    The other way this author demonstrates his untrustworthiness is by omitting basic facts, such as that the SL-1 accident was at a small Army reactor manned by a poorly trained individual. It was in no way a part of commercial nuclear power.

    Then we have Fukushima. Why does this author not explain that despite the greatest quake recorded in Japan, all Fukushima reactors shut down properly and were cooling properly until after the tsunami arrived? Remember, TEPCO had about 17 reactors in the region, yet could only ruin 3. And why does this author hide the reality of Fukishima Dai-Ini and Onagawa? Those all properly reached safe shutdown and Onagawa actually housed hundreds of tsunami refugees…

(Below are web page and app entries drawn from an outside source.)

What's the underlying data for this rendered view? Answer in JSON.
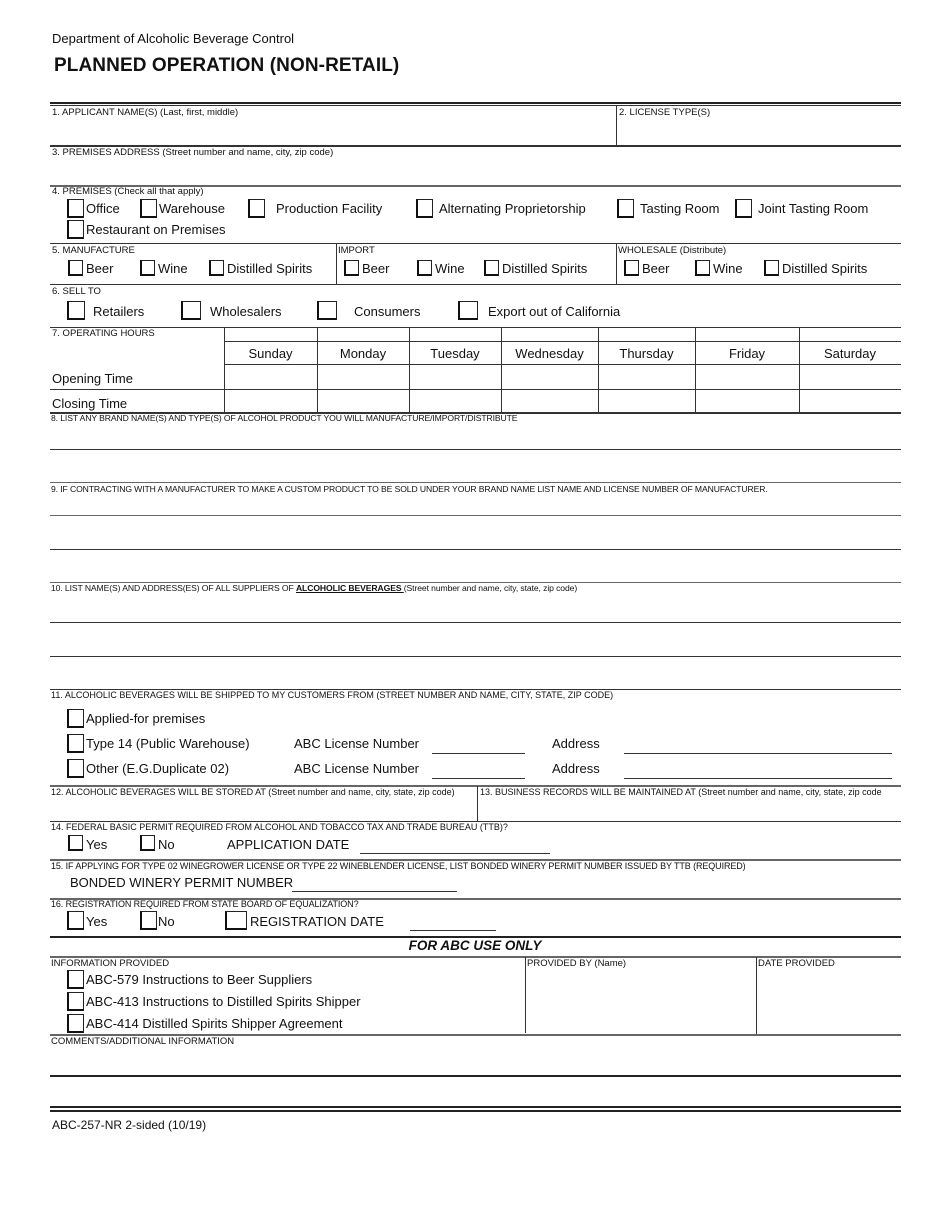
{
  "header": {
    "department": "Department of Alcoholic Beverage Control",
    "title": "PLANNED OPERATION (NON-RETAIL)"
  },
  "q1": {
    "label": "1.  APPLICANT NAME(S) (Last, first, middle)",
    "value": ""
  },
  "q2": {
    "label": "2.  LICENSE TYPE(S)",
    "value": ""
  },
  "q3": {
    "label": "3.  PREMISES ADDRESS (Street number and name, city, zip code)",
    "value": ""
  },
  "q4": {
    "label": "4.  PREMISES (Check all that apply)",
    "options": [
      {
        "label": "Office",
        "checked": false
      },
      {
        "label": "Warehouse",
        "checked": false
      },
      {
        "label": "Production Facility",
        "checked": false
      },
      {
        "label": "Alternating Proprietorship",
        "checked": false
      },
      {
        "label": "Tasting Room",
        "checked": false
      },
      {
        "label": "Joint Tasting Room",
        "checked": false
      },
      {
        "label": "Restaurant on Premises",
        "checked": false
      }
    ]
  },
  "q5": {
    "label": "5.  MANUFACTURE",
    "manufacture": [
      {
        "label": "Beer",
        "checked": false
      },
      {
        "label": "Wine",
        "checked": false
      },
      {
        "label": "Distilled Spirits",
        "checked": false
      }
    ],
    "import_label": "IMPORT",
    "import": [
      {
        "label": "Beer",
        "checked": false
      },
      {
        "label": "Wine",
        "checked": false
      },
      {
        "label": "Distilled Spirits",
        "checked": false
      }
    ],
    "wholesale_label": "WHOLESALE (Distribute)",
    "wholesale": [
      {
        "label": "Beer",
        "checked": false
      },
      {
        "label": "Wine",
        "checked": false
      },
      {
        "label": "Distilled Spirits",
        "checked": false
      }
    ]
  },
  "q6": {
    "label": "6.  SELL TO",
    "options": [
      {
        "label": "Retailers",
        "checked": false
      },
      {
        "label": "Wholesalers",
        "checked": false
      },
      {
        "label": "Consumers",
        "checked": false
      },
      {
        "label": "Export out of California",
        "checked": false
      }
    ]
  },
  "q7": {
    "label": "7.  OPERATING HOURS",
    "days": [
      "Sunday",
      "Monday",
      "Tuesday",
      "Wednesday",
      "Thursday",
      "Friday",
      "Saturday"
    ],
    "rows": [
      {
        "label": "Opening Time",
        "values": [
          "",
          "",
          "",
          "",
          "",
          "",
          ""
        ]
      },
      {
        "label": "Closing Time",
        "values": [
          "",
          "",
          "",
          "",
          "",
          "",
          ""
        ]
      }
    ]
  },
  "q8": {
    "label": "8. LIST ANY BRAND NAME(S) AND TYPE(S) OF ALCOHOL PRODUCT YOU WILL MANUFACTURE/IMPORT/DISTRIBUTE",
    "lines": [
      "",
      ""
    ]
  },
  "q9": {
    "label": "9. IF CONTRACTING WITH A MANUFACTURER TO MAKE A CUSTOM PRODUCT TO BE SOLD UNDER YOUR BRAND NAME LIST NAME AND LICENSE NUMBER OF MANUFACTURER.",
    "lines": [
      "",
      "",
      ""
    ]
  },
  "q10": {
    "label_prefix": "10.  LIST NAME(S) AND ADDRESS(ES) OF ALL SUPPLIERS OF ",
    "label_emphasis": "ALCOHOLIC BEVERAGES ",
    "label_suffix": "(Street number and name, city, state, zip code)",
    "lines": [
      "",
      "",
      ""
    ]
  },
  "q11": {
    "label": "11. ALCOHOLIC BEVERAGES WILL BE SHIPPED TO MY CUSTOMERS FROM (STREET NUMBER AND NAME, CITY, STATE, ZIP CODE)",
    "options": [
      {
        "label": "Applied-for premises",
        "checked": false
      },
      {
        "label": "Type 14 (Public Warehouse)",
        "checked": false,
        "license_label": "ABC License Number",
        "license_value": "",
        "address_label": "Address",
        "address_value": ""
      },
      {
        "label": "Other (E.G.Duplicate 02)",
        "checked": false,
        "license_label": "ABC License Number",
        "license_value": "",
        "address_label": "Address",
        "address_value": ""
      }
    ]
  },
  "q12": {
    "label": "12.  ALCOHOLIC BEVERAGES WILL BE STORED AT (Street number and name, city, state, zip code)",
    "value": ""
  },
  "q13": {
    "label": "13.  BUSINESS RECORDS WILL BE MAINTAINED AT (Street number and name, city, state, zip code",
    "value": ""
  },
  "q14": {
    "label": "14. FEDERAL BASIC PERMIT REQUIRED FROM ALCOHOL AND TOBACCO TAX AND TRADE BUREAU (TTB)?",
    "yes": "Yes",
    "no": "No",
    "date_label": "APPLICATION DATE",
    "date_value": ""
  },
  "q15": {
    "label": "15. IF APPLYING FOR TYPE 02 WINEGROWER LICENSE OR TYPE 22 WINEBLENDER LICENSE, LIST BONDED WINERY PERMIT NUMBER ISSUED BY TTB (REQUIRED)",
    "field_label": "BONDED WINERY PERMIT NUMBER",
    "field_value": ""
  },
  "q16": {
    "label": "16.  REGISTRATION REQUIRED FROM STATE BOARD OF EQUALIZATION?",
    "yes": "Yes",
    "no": "No",
    "date_label": "REGISTRATION DATE",
    "date_value": ""
  },
  "abc_use": {
    "title": "FOR ABC USE ONLY",
    "info_label": "INFORMATION PROVIDED",
    "info_items": [
      {
        "label": "ABC-579 Instructions to Beer Suppliers",
        "checked": false
      },
      {
        "label": "ABC-413 Instructions to Distilled Spirits Shipper",
        "checked": false
      },
      {
        "label": "ABC-414 Distilled Spirits Shipper Agreement",
        "checked": false
      }
    ],
    "provided_by_label": "PROVIDED BY (Name)",
    "provided_by_value": "",
    "date_provided_label": "DATE PROVIDED",
    "date_provided_value": "",
    "comments_label": "COMMENTS/ADDITIONAL INFORMATION",
    "comments_value": ""
  },
  "footer": {
    "form_id": "ABC-257-NR 2-sided (10/19)"
  }
}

    The ~18,000 dead and billions in property losses weren’t due to nuclear power. They were due to something simple: poor govt. land-use policy in a known tsunami zone. Why no discussion of the largest tragedy wrought by the Japanese own govt? Doesn’t have the scare mongering value of nuclear?

    Why no mention of Onagawa, TEPCO corruption and govt. collusion here? Too inconvenient a truth? This piece is modelled on the same ploys climate deniers use — avoidance of facts.

    But, at least we now know this forum can’t be trusted. As Mark Twain said: “A lie gets half way around the world before the truth can get its boots on”. The fibbery here has gone around several times.

    Shame, The graphic shows the facts of nuclear power safety, even including the accidents mentioned above. This author apparently likes coal diseases & deaths, oil-transport destruction, gas explosions, wind workers’ deaths, etc. Shame.

    Dr. A. Cannara
    650 400 3071

  • Tim Johnston

    Fukushima measures 7, but the toll might be much larger than Chernobyl, when all is said and done.